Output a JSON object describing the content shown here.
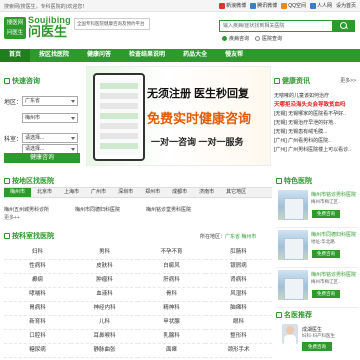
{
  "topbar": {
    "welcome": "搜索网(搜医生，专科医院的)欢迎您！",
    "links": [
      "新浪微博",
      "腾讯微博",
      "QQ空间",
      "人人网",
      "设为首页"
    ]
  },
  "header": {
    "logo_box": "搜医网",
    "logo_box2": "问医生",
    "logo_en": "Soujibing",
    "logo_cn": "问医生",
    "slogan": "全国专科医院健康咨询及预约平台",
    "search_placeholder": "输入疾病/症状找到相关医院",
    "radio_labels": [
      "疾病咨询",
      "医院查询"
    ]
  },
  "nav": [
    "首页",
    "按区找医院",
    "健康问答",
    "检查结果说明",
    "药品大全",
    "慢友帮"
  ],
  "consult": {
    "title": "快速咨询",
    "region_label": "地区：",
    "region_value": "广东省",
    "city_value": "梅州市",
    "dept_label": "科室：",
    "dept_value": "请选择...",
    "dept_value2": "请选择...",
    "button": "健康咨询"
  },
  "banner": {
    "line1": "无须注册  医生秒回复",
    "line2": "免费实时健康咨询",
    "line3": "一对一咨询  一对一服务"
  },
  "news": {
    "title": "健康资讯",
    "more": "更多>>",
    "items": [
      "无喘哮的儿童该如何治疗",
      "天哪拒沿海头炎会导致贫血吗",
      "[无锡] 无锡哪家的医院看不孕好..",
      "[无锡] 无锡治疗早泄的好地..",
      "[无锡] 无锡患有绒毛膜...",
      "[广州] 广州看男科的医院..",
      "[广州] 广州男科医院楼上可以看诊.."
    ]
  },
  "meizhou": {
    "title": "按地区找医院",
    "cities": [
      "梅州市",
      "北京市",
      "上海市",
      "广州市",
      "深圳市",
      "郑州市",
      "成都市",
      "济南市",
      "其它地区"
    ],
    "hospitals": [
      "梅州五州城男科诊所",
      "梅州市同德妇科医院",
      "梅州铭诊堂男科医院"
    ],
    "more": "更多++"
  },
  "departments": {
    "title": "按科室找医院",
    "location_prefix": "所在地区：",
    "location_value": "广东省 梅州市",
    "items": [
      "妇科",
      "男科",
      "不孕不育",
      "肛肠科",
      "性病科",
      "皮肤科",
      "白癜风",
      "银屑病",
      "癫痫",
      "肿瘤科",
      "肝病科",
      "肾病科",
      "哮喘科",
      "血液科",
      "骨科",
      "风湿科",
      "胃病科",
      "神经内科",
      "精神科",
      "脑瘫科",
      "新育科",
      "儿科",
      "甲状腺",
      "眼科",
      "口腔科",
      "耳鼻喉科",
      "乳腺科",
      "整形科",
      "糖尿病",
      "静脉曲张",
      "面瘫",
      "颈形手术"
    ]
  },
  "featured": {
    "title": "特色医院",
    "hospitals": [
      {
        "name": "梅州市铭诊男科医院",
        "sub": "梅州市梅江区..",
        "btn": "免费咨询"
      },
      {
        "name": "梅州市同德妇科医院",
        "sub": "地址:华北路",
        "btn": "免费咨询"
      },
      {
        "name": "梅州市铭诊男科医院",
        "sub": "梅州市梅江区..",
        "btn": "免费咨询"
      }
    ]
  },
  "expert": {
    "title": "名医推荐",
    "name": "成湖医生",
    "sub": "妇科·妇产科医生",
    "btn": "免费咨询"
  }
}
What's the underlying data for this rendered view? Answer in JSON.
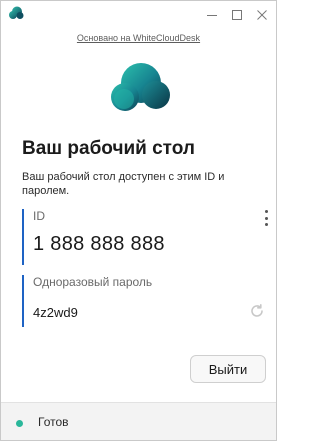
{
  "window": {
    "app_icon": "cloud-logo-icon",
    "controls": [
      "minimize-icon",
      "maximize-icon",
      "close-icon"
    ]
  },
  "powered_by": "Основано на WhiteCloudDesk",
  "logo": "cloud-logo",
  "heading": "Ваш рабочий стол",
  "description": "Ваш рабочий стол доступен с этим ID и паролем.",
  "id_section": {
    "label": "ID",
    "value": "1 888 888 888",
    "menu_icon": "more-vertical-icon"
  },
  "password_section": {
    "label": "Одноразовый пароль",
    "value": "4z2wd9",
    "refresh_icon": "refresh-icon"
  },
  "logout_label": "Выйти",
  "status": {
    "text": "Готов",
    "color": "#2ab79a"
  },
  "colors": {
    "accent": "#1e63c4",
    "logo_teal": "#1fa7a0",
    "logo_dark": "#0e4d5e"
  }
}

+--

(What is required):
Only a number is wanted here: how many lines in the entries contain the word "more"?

(Exercise result):
3